## Items from an interface collection
════

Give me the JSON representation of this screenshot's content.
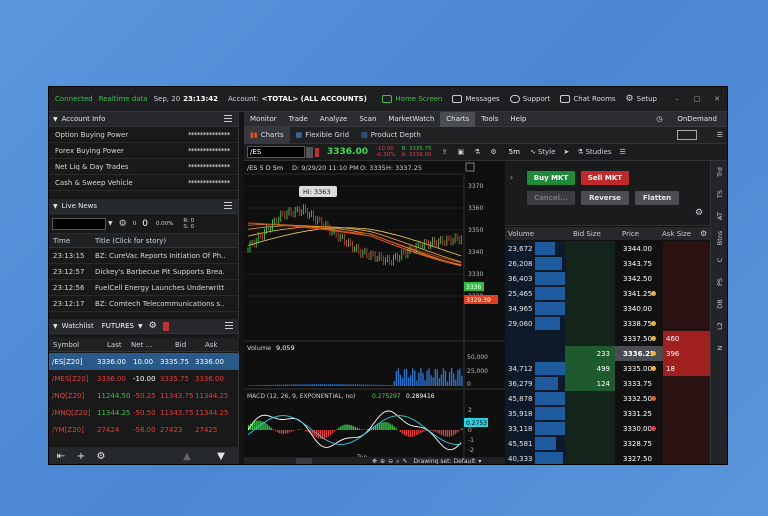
{
  "topbar": {
    "status_connected": "Connected",
    "status_realtime": "Realtime data",
    "date": "Sep, 20",
    "time": "23:13:42",
    "account_label": "Account:",
    "account_value": "<TOTAL> (ALL ACCOUNTS)",
    "home": "Home Screen",
    "messages": "Messages",
    "support": "Support",
    "chatrooms": "Chat Rooms",
    "setup": "Setup"
  },
  "account_info": {
    "title": "Account Info",
    "rows": [
      {
        "label": "Option Buying Power",
        "value": "**************"
      },
      {
        "label": "Forex Buying Power",
        "value": "**************"
      },
      {
        "label": "Net Liq & Day Trades",
        "value": "**************"
      },
      {
        "label": "Cash & Sweep Vehicle",
        "value": "**************"
      }
    ]
  },
  "live_news": {
    "title": "Live News",
    "counter_a": "0",
    "counter_b": "0",
    "pct": "0.00%",
    "r_label": "R: 0",
    "s_label": "S: 0",
    "col_time": "Time",
    "col_title": "Title (Click for story)",
    "items": [
      {
        "time": "23:13:15",
        "title": "BZ: CureVac Reports Initiation Of Ph..."
      },
      {
        "time": "23:12:57",
        "title": "Dickey's Barbecue Pit Supports Brea..."
      },
      {
        "time": "23:12:56",
        "title": "FuelCell Energy Launches Underwritt..."
      },
      {
        "time": "23:12:17",
        "title": "BZ: Comtech Telecommunications s..."
      }
    ]
  },
  "watchlist": {
    "title": "Watchlist",
    "list": "FUTURES",
    "columns": [
      "Symbol",
      "Last",
      "Net ...",
      "Bid",
      "Ask"
    ],
    "rows": [
      {
        "symbol": "/ES[Z20]",
        "last": "3336.00",
        "net": "10.00",
        "bid": "3335.75",
        "ask": "3336.00",
        "color": "#ffffff",
        "netcolor": "#ffffff"
      },
      {
        "symbol": "/MES[Z20]",
        "last": "3336.00",
        "net": "-10.00",
        "bid": "3335.75",
        "ask": "3336.00",
        "color": "#e04040",
        "netcolor": "#ffffff"
      },
      {
        "symbol": "/NQ[Z20]",
        "last": "11244.50",
        "net": "-50.25",
        "bid": "11343.75",
        "ask": "11344.25",
        "color": "#e04040",
        "netcolor": "#3fbf4f"
      },
      {
        "symbol": "/MNQ[Z20]",
        "last": "11344.25",
        "net": "-50.50",
        "bid": "11343.75",
        "ask": "11344.25",
        "color": "#e04040",
        "netcolor": "#e04040"
      },
      {
        "symbol": "/YM[Z20]",
        "last": "27424",
        "net": "-58.00",
        "bid": "27423",
        "ask": "27425",
        "color": "#e04040",
        "netcolor": "#e04040"
      }
    ]
  },
  "menu": [
    "Monitor",
    "Trade",
    "Analyze",
    "Scan",
    "MarketWatch",
    "Charts",
    "Tools",
    "Help"
  ],
  "ondemand": "OnDemand",
  "subtabs": {
    "charts": "Charts",
    "grid": "Flexible Grid",
    "depth": "Product Depth"
  },
  "chart": {
    "symbol": "/ES",
    "last_price": "3336.00",
    "change": "-10.00",
    "change_pct": "-0.30%",
    "bid_label": "B: 3335.75",
    "ask_label": "A: 3336.00",
    "timeframe": "5m",
    "style": "Style",
    "studies": "Studies",
    "info_line": "/ES 5 D 5m",
    "info_date": "D: 9/29/20 11:10 PM",
    "info_o": "O: 3335",
    "info_h": "H: 3337.25",
    "hi_label": "Hi: 3363",
    "price_ticks": [
      "3370",
      "3360",
      "3350",
      "3340",
      "3330",
      "3320"
    ],
    "price_tag": "3336",
    "price_tag2": "3329.39",
    "volume_label": "Volume",
    "volume_value": "9,059",
    "vol_ticks": [
      "50,000",
      "25,000",
      "0"
    ],
    "macd_label": "MACD (12, 26, 9, EXPONENTIAL, no)",
    "macd_v1": "0.275297",
    "macd_v2": "0.289416",
    "macd_ticks": [
      "2",
      "1",
      "0",
      "-1",
      "-2",
      "-3",
      "-4"
    ],
    "macd_tag": "0.2753",
    "x_label": "Tue",
    "drawing_set": "Drawing set: Default"
  },
  "trade": {
    "buy": "Buy MKT",
    "sell": "Sell MKT",
    "cancel": "Cancel...",
    "reverse": "Reverse",
    "flatten": "Flatten",
    "columns": [
      "Volume",
      "Bid Size",
      "Price",
      "Ask Size"
    ],
    "ladder": [
      {
        "vol": "23,672",
        "bid": "",
        "price": "3344.00",
        "ask": "",
        "dot": ""
      },
      {
        "vol": "26,208",
        "bid": "",
        "price": "3343.75",
        "ask": "",
        "dot": ""
      },
      {
        "vol": "36,403",
        "bid": "",
        "price": "3342.50",
        "ask": "",
        "dot": ""
      },
      {
        "vol": "25,465",
        "bid": "",
        "price": "3341.25",
        "ask": "",
        "dot": "#f0b030"
      },
      {
        "vol": "34,965",
        "bid": "",
        "price": "3340.00",
        "ask": "",
        "dot": ""
      },
      {
        "vol": "29,060",
        "bid": "",
        "price": "3338.75",
        "ask": "",
        "dot": "#f0b030"
      },
      {
        "vol": "",
        "bid": "",
        "price": "3337.50",
        "ask": "460",
        "dot": "#f0b030"
      },
      {
        "vol": "",
        "bid": "233",
        "price": "3336.25",
        "ask": "396",
        "dot": "#f0b030"
      },
      {
        "vol": "34,712",
        "bid": "499",
        "price": "3335.00",
        "ask": "18",
        "dot": "#f0b030"
      },
      {
        "vol": "36,279",
        "bid": "124",
        "price": "3333.75",
        "ask": "",
        "dot": ""
      },
      {
        "vol": "45,878",
        "bid": "",
        "price": "3332.50",
        "ask": "",
        "dot": "#e06030"
      },
      {
        "vol": "35,918",
        "bid": "",
        "price": "3331.25",
        "ask": "",
        "dot": ""
      },
      {
        "vol": "33,118",
        "bid": "",
        "price": "3330.00",
        "ask": "",
        "dot": "#e04040"
      },
      {
        "vol": "45,581",
        "bid": "",
        "price": "3328.75",
        "ask": "",
        "dot": ""
      },
      {
        "vol": "40,333",
        "bid": "",
        "price": "3327.50",
        "ask": "",
        "dot": ""
      }
    ],
    "vtabs": [
      "Trd",
      "TS",
      "AT",
      "Btns",
      "C",
      "PS",
      "DB",
      "L2",
      "N"
    ]
  }
}
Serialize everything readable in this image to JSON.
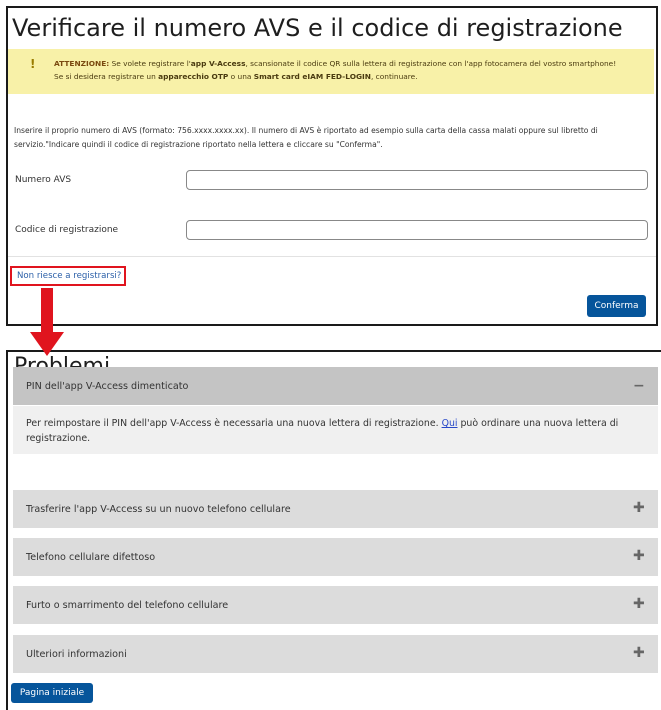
{
  "top": {
    "title": "Verificare il numero AVS e il codice di registrazione",
    "warning": {
      "mark": "!",
      "line1_prefix": "ATTENZIONE:",
      "line1_a": " Se volete registrare l'",
      "line1_b": "app V-Access",
      "line1_c": ", scansionate il codice QR sulla lettera di registrazione con l'app fotocamera del vostro smartphone!",
      "line2_a": "Se si desidera registrare un ",
      "line2_b": "apparecchio OTP",
      "line2_c": " o una ",
      "line2_d": "Smart card eIAM FED-LOGIN",
      "line2_e": ", continuare."
    },
    "instructions_line1": "Inserire il proprio numero di AVS (formato: 756.xxxx.xxxx.xx). Il numero di AVS è riportato ad esempio sulla carta della cassa malati oppure sul libretto di",
    "instructions_line2": "servizio.\"Indicare quindi il codice di registrazione riportato nella lettera e cliccare su \"Conferma\".",
    "field_avs_label": "Numero AVS",
    "field_avs_value": "",
    "field_code_label": "Codice di registrazione",
    "field_code_value": "",
    "help_link": "Non riesce a registrarsi?",
    "confirm_button": "Conferma"
  },
  "bottom": {
    "title": "Problemi",
    "accordion": [
      {
        "label": "PIN dell'app V-Access dimenticato",
        "icon": "minus-icon",
        "expanded": true,
        "body_a": "Per reimpostare il PIN dell'app V-Access è necessaria una nuova lettera di registrazione. ",
        "body_link": "Qui",
        "body_b": " può ordinare una nuova lettera di",
        "body_c": "registrazione."
      },
      {
        "label": "Trasferire l'app V-Access su un nuovo telefono cellulare",
        "icon": "plus-icon",
        "expanded": false
      },
      {
        "label": "Telefono cellulare difettoso",
        "icon": "plus-icon",
        "expanded": false
      },
      {
        "label": "Furto o smarrimento del telefono cellulare",
        "icon": "plus-icon",
        "expanded": false
      },
      {
        "label": "Ulteriori informazioni",
        "icon": "plus-icon",
        "expanded": false
      }
    ],
    "home_button": "Pagina iniziale"
  },
  "icons": {
    "minus": "−",
    "plus": "✚"
  },
  "colors": {
    "primary": "#06559b",
    "warning_bg": "#f8f1a8",
    "highlight": "#e0141e",
    "accordion_bg": "#dcdcdc"
  }
}
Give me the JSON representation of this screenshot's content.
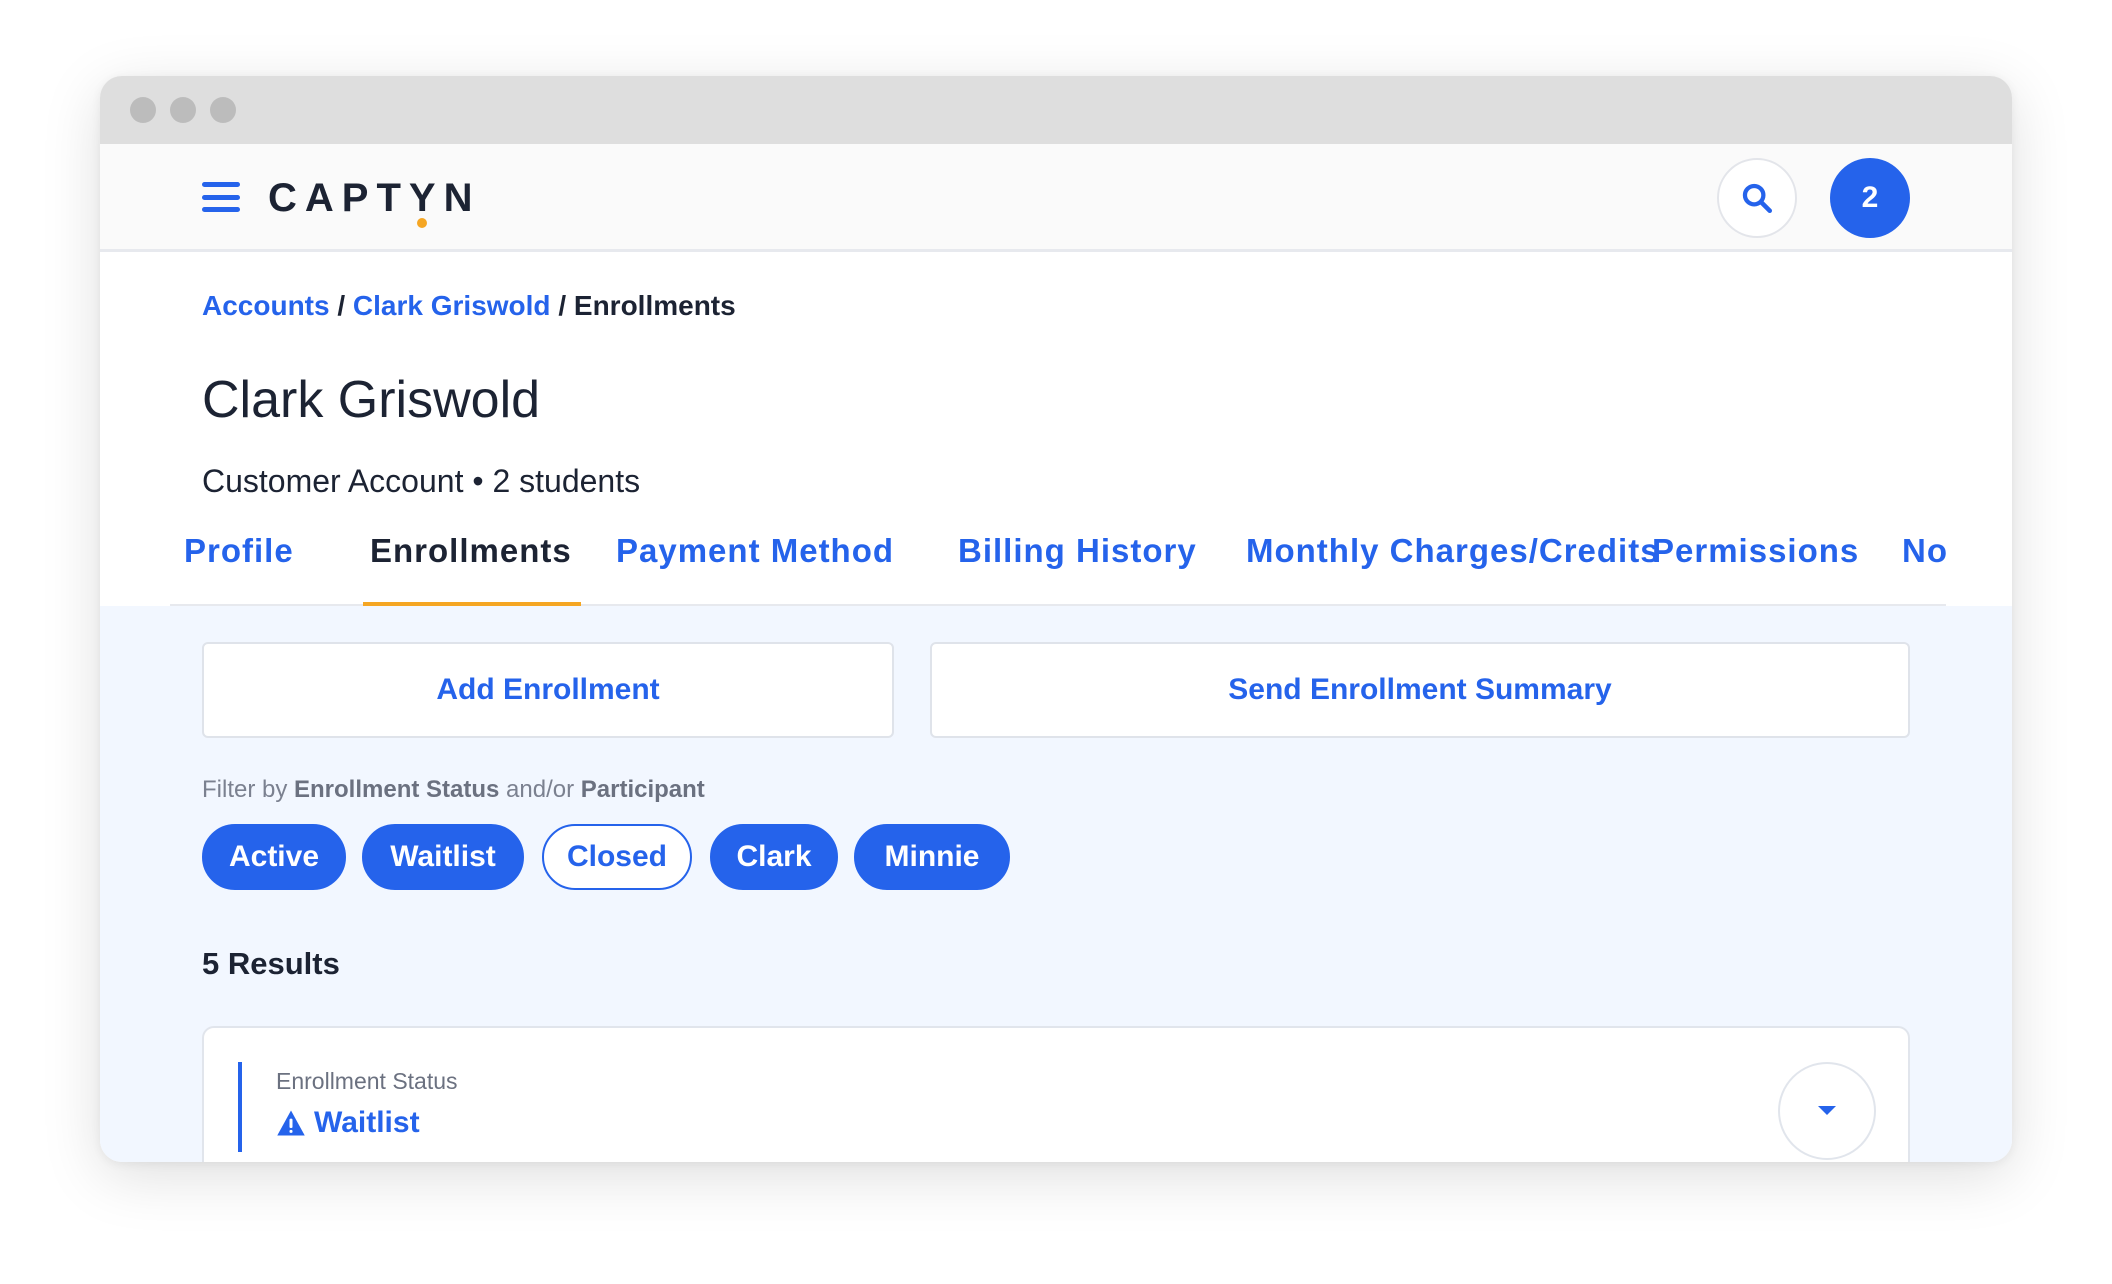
{
  "app": {
    "logo_text": "CAPTYN",
    "notification_count": "2"
  },
  "breadcrumb": {
    "items": [
      "Accounts",
      "Clark Griswold"
    ],
    "separator": " / ",
    "current": "Enrollments"
  },
  "account": {
    "name": "Clark Griswold",
    "subtitle": "Customer Account • 2 students"
  },
  "tabs": [
    {
      "label": "Profile",
      "active": false
    },
    {
      "label": "Enrollments",
      "active": true
    },
    {
      "label": "Payment Method",
      "active": false
    },
    {
      "label": "Billing History",
      "active": false
    },
    {
      "label": "Monthly Charges/Credits",
      "active": false
    },
    {
      "label": "Permissions",
      "active": false
    },
    {
      "label": "No",
      "active": false
    }
  ],
  "actions": {
    "add_enrollment": "Add Enrollment",
    "send_summary": "Send Enrollment Summary"
  },
  "filter": {
    "prefix": "Filter by ",
    "field1": "Enrollment Status",
    "joiner": " and/or ",
    "field2": "Participant",
    "chips": [
      {
        "label": "Active",
        "selected": true
      },
      {
        "label": "Waitlist",
        "selected": true
      },
      {
        "label": "Closed",
        "selected": false
      },
      {
        "label": "Clark",
        "selected": true
      },
      {
        "label": "Minnie",
        "selected": true
      }
    ]
  },
  "results": {
    "count_label": "5 Results"
  },
  "enrollment_card": {
    "status_label": "Enrollment Status",
    "status_value": "Waitlist",
    "status_icon": "warning-icon"
  },
  "colors": {
    "accent": "#2563eb",
    "tab_indicator": "#f5a623",
    "content_bg": "#f2f7ff"
  }
}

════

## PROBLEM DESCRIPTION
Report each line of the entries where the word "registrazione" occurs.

## RESPONSE BELOW
    "title": "Verificare il numero AVS e il codice di registrazione",
      "line1_c": ", scansionate il codice QR sulla lettera di registrazione con l'app fotocamera del vostro smartphone!",
    "instructions_line2": "servizio.\"Indicare quindi il codice di registrazione riportato nella lettera e cliccare su \"Conferma\".",
    "field_code_label": "Codice di registrazione",
        "body_a": "Per reimpostare il PIN dell'app V-Access è necessaria una nuova lettera di registrazione. ",
        "body_c": "registrazione."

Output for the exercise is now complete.